Friday, December 19, 2014
By Jerrod Partridge, Oil Painter and Guest Blogger
As a portrait painter, it is almost a cliché to say that I like John Singer Sargent. He is revered with such popularity that I am tempted to join such critics as John Dewey saying “Sargent is not a great painter.” But I can’t. I love his impeccable drawing abilities, his confidence with the brush, his expressive compositions, and his understanding of the use of color which primarily raises its pretty little head in his remarkable watercolors. His pictures were even appreciated by the famous deaf and blind southerner Helen Keller who wrote in a letter to a friend, “Everyone here is talking about the Sargent pictures. It is a wonderful exhibition of portraits they say. How I wish I had eyes to see them! How I should delight in their beauty and color! However, I am glad that I am not debarred from all pleasure in the pictures. I have at least the satisfaction of seeing them through the eyes of my friends, which is a real pleasure.”

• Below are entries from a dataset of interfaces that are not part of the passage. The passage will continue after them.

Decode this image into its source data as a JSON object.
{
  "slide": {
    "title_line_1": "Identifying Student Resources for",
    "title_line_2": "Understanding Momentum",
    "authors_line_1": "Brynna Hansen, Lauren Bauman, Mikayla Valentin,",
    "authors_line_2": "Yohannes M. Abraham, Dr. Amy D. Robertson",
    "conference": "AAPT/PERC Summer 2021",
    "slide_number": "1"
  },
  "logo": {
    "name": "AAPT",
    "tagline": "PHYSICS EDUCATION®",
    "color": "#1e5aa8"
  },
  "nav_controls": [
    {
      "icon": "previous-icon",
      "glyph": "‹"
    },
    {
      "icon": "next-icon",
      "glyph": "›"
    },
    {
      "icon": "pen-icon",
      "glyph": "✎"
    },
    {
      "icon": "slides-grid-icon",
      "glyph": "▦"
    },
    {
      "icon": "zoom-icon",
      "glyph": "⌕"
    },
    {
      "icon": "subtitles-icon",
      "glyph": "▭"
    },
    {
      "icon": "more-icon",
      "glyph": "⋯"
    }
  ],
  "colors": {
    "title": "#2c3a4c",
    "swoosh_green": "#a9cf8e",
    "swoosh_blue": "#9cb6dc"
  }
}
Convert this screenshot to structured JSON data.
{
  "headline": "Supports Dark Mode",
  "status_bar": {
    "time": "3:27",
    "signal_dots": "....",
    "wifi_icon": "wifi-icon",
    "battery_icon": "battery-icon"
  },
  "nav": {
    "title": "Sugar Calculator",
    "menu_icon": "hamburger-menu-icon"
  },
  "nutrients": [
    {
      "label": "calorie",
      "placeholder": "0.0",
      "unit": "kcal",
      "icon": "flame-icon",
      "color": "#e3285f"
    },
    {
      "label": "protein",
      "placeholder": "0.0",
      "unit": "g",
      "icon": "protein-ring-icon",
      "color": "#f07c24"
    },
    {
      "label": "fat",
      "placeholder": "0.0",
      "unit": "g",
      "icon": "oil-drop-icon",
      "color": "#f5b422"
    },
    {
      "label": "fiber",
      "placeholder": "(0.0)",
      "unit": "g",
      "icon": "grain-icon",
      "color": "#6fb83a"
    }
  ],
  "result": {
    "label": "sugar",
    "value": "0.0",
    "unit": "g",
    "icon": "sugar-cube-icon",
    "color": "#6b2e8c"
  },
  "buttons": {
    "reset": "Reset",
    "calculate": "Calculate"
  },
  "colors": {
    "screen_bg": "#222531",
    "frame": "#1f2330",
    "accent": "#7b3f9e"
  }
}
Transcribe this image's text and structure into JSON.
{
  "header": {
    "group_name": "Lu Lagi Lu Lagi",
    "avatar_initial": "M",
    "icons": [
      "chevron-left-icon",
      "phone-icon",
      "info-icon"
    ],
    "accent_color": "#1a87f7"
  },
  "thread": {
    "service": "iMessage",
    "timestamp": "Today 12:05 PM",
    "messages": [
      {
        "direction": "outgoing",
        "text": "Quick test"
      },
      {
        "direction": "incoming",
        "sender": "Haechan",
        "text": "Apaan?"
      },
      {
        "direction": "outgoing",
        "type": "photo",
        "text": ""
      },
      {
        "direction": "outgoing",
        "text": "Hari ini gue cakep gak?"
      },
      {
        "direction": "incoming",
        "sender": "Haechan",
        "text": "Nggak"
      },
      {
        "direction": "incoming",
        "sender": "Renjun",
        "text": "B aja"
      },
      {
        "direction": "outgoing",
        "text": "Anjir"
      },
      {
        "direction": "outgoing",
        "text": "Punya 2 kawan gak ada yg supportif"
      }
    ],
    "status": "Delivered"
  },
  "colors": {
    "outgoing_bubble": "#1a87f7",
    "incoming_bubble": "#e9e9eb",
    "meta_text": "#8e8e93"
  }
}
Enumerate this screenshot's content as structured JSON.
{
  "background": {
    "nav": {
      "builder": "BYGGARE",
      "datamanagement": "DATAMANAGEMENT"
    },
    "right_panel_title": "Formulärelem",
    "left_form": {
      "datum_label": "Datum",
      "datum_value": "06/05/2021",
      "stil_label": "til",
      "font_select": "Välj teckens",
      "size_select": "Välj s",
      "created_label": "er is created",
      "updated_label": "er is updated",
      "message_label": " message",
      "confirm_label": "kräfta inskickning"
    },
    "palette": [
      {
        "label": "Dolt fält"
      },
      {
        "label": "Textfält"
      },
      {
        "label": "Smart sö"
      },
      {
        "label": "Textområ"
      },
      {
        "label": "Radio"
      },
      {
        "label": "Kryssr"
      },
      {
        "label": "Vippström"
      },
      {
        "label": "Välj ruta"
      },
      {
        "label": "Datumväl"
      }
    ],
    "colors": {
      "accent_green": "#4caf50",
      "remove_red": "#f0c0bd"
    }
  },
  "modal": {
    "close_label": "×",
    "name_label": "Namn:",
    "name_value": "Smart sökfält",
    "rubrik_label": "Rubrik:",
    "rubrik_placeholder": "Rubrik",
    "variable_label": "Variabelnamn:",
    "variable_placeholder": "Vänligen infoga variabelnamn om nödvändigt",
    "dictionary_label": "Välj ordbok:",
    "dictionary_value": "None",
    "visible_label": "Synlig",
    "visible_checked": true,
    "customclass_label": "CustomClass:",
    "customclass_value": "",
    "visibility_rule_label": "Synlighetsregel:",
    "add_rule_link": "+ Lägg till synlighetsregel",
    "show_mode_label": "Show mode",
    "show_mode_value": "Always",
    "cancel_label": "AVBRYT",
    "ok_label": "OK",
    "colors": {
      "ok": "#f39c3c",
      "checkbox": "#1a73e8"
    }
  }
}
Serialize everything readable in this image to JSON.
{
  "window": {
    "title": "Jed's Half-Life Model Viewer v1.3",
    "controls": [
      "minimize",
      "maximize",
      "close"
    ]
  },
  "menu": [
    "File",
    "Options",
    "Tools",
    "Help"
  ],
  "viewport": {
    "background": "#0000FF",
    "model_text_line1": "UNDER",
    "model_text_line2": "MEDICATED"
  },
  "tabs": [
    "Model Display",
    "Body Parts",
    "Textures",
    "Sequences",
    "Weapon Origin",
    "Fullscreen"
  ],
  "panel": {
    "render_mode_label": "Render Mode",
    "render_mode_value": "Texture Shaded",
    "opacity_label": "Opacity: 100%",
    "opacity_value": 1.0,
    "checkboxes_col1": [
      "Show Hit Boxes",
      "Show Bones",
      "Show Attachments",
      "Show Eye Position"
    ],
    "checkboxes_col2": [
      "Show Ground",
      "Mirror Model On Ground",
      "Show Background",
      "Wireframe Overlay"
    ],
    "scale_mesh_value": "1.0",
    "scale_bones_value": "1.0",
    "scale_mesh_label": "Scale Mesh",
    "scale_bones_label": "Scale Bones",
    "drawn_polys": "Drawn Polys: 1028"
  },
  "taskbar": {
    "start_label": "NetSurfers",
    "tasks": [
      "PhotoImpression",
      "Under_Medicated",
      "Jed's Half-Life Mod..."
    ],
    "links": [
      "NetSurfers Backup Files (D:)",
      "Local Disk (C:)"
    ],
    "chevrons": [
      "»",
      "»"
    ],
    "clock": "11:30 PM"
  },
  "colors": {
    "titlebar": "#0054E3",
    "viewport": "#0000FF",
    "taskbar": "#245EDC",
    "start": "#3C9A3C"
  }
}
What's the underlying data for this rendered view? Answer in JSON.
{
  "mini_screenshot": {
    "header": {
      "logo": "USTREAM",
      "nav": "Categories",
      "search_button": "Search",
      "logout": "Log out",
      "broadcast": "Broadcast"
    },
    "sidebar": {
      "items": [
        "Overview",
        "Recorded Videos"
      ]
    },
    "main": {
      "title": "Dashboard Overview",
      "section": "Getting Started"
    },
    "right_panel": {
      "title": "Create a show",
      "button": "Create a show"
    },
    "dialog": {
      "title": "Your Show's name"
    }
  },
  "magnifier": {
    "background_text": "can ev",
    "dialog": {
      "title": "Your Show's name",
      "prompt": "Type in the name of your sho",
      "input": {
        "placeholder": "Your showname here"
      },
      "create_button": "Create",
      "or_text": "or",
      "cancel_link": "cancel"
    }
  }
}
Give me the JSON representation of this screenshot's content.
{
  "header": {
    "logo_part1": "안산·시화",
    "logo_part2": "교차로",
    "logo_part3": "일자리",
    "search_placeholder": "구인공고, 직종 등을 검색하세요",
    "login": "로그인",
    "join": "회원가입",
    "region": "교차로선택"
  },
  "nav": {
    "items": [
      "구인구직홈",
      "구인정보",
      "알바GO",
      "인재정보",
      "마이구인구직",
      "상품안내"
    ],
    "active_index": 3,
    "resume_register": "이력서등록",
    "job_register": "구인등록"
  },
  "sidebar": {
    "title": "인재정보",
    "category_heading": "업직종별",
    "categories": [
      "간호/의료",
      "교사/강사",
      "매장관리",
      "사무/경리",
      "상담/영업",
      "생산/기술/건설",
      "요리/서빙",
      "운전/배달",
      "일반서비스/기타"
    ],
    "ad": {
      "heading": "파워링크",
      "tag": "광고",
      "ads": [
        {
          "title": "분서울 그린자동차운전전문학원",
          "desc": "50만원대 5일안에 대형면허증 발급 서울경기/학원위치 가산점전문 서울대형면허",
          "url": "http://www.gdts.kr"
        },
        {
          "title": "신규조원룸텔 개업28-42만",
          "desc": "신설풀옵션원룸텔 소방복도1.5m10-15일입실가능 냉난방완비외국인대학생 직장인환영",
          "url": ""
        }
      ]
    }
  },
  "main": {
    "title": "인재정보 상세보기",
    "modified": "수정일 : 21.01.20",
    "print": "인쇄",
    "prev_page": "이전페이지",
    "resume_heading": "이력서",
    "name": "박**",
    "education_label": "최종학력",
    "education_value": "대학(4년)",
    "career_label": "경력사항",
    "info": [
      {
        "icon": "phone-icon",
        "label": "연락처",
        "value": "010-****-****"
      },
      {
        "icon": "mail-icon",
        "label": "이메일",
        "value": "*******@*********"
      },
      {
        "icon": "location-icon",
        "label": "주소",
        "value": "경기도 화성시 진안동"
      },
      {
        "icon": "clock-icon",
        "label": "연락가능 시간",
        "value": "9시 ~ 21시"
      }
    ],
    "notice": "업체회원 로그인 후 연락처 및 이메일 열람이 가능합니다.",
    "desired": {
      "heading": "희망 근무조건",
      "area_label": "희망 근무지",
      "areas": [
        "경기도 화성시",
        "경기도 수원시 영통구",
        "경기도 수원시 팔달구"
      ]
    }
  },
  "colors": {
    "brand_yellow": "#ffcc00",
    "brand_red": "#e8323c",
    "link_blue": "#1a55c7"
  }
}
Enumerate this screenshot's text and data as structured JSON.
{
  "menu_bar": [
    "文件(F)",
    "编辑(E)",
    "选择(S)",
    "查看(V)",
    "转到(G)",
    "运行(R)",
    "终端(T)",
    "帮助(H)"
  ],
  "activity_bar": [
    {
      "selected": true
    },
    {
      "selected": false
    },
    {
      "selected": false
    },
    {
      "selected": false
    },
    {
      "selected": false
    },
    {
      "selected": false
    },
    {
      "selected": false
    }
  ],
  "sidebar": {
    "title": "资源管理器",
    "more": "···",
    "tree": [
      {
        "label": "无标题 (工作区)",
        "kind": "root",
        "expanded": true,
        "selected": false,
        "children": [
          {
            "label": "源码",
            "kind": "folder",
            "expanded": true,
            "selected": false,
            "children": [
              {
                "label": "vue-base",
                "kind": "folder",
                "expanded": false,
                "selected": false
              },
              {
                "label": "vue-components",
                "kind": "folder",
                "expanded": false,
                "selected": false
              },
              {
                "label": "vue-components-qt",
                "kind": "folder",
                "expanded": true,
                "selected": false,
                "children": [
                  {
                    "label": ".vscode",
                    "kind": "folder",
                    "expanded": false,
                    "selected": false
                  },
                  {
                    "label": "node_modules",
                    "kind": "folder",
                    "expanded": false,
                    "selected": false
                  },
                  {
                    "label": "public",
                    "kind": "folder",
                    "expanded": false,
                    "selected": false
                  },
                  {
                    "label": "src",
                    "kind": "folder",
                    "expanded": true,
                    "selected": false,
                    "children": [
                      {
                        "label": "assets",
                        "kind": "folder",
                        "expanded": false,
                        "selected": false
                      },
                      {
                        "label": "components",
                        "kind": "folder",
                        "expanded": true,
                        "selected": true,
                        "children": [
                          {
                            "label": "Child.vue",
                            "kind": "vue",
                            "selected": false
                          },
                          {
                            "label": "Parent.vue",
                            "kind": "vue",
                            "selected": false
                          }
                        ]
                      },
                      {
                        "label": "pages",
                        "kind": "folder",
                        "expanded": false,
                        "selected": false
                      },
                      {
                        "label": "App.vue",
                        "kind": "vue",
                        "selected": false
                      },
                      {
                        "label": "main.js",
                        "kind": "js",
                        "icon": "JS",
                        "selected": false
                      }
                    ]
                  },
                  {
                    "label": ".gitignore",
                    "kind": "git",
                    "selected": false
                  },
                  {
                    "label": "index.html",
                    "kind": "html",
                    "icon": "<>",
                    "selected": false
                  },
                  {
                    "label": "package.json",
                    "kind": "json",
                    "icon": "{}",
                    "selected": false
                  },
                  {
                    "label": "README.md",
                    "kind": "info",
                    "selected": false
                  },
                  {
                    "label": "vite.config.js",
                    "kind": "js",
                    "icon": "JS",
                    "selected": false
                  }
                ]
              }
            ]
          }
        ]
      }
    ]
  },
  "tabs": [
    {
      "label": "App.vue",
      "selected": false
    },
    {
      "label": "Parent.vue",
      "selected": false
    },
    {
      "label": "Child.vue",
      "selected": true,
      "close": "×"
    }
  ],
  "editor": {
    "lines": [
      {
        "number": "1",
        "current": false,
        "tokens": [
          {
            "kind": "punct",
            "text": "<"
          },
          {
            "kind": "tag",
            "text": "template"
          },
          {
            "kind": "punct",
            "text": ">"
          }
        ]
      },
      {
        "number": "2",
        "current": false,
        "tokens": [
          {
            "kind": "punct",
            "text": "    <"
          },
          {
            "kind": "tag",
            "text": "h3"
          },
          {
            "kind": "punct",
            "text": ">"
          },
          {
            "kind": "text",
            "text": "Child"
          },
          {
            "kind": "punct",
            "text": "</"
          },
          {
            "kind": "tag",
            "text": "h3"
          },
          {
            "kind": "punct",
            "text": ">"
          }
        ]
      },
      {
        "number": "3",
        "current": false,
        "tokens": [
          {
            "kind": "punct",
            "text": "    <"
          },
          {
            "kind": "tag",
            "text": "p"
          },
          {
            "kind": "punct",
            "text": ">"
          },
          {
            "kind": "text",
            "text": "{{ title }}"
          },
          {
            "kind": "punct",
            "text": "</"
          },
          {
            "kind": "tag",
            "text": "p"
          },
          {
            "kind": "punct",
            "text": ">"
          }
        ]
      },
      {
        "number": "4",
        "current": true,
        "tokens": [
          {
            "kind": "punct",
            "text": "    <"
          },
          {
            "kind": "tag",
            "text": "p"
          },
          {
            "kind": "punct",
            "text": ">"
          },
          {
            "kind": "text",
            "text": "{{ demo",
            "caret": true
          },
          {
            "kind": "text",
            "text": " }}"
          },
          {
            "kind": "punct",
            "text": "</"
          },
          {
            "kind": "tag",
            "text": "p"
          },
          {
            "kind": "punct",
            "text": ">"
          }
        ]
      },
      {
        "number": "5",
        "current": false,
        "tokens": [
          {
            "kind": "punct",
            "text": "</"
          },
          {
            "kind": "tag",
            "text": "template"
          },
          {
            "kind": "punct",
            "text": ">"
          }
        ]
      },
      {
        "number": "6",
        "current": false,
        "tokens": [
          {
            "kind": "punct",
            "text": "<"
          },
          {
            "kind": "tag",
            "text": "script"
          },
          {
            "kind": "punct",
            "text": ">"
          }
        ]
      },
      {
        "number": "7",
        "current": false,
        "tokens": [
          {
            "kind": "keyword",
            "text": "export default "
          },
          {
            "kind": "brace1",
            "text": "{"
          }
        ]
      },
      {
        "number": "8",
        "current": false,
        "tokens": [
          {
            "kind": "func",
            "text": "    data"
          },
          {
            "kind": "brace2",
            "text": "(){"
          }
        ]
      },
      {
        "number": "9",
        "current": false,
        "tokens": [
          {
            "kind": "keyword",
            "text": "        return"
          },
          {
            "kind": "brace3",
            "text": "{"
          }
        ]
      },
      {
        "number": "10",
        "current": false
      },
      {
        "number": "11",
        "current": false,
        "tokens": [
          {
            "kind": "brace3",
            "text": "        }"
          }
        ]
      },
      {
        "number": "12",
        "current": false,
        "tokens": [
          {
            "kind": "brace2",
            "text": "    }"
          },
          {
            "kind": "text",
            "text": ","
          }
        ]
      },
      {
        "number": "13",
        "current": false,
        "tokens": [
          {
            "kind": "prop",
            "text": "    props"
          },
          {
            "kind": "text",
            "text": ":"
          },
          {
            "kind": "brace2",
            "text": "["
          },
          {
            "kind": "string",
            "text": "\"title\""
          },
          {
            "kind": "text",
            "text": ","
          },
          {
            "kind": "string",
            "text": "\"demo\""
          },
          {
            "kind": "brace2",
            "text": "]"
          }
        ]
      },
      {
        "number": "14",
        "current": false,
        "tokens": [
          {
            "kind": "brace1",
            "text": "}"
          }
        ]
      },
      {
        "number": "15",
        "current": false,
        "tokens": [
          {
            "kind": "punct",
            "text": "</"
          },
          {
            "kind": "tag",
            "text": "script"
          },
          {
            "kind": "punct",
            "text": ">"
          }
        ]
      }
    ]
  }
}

I have several stories of the impact Sargent paintings have had on me, but none may be as memorable as spending the day at the Mississippi Museum of Art copying Sargent’s portrait of Albert de Belleroche in the exhibition, Robert Henri and Spain, Face to Face. It was an experience that probably raised more questions than it answered. The subtleties of the piece become more apparent when you stare at something for that many hours, and the expected question of “How did he do that?” comes again and again.
John Singer Sargent (American, 1856-1925), Portrait of Albert de Belleroche, c. 1882. oil on canvas. Collection of the Colorado Springs Fine Arts Center, Mrs. A.E. Carlton Memorial Purchase Fund, FA1961.1.
It seems odd that it should take me all day to copy a painting that was probably done in a couple of hours. However, most of my time was spent doing studies for the study. I started with a nice long stare at the painting, allowing it to reveal secrets of the process, and even relating it to the Robert Henri portrait hanging next to it. Next, I did a couple of drawings of the painting to more familiarize myself with the design of the piece, i.e. the use of positive and negative space. When I pulled out my paints I began an almost forensic process of trying to figure out the palette of colors to use. I did a swatch board of similar colors and mixtures. Finally, I attacked the prepared canvas with the confidence of someone who knows they know nothing.
It wasn’t my intention to copy every brush stroke. I spent about two and a half hours on the final painting. My goal was to get a better sense of Sargent’s sensibilities. The way he defines a cheekbone while he refrains from defining an ear. The way a single brush stroke can reveal the roundness of the eye, its moisture, and it directional gaze. The way a simple head tilt, a slight raising of the eye brow, and lips that are just about to part create the feeling of a person about to breathe.
I wish I could say that I was successful in portraying all of this. I wasn’t. But the humility that comes with such a process is part of growth. Perhaps through my observations someone will, as Helen Keller said, see Sargent through my eyes, and bring them real pleasure.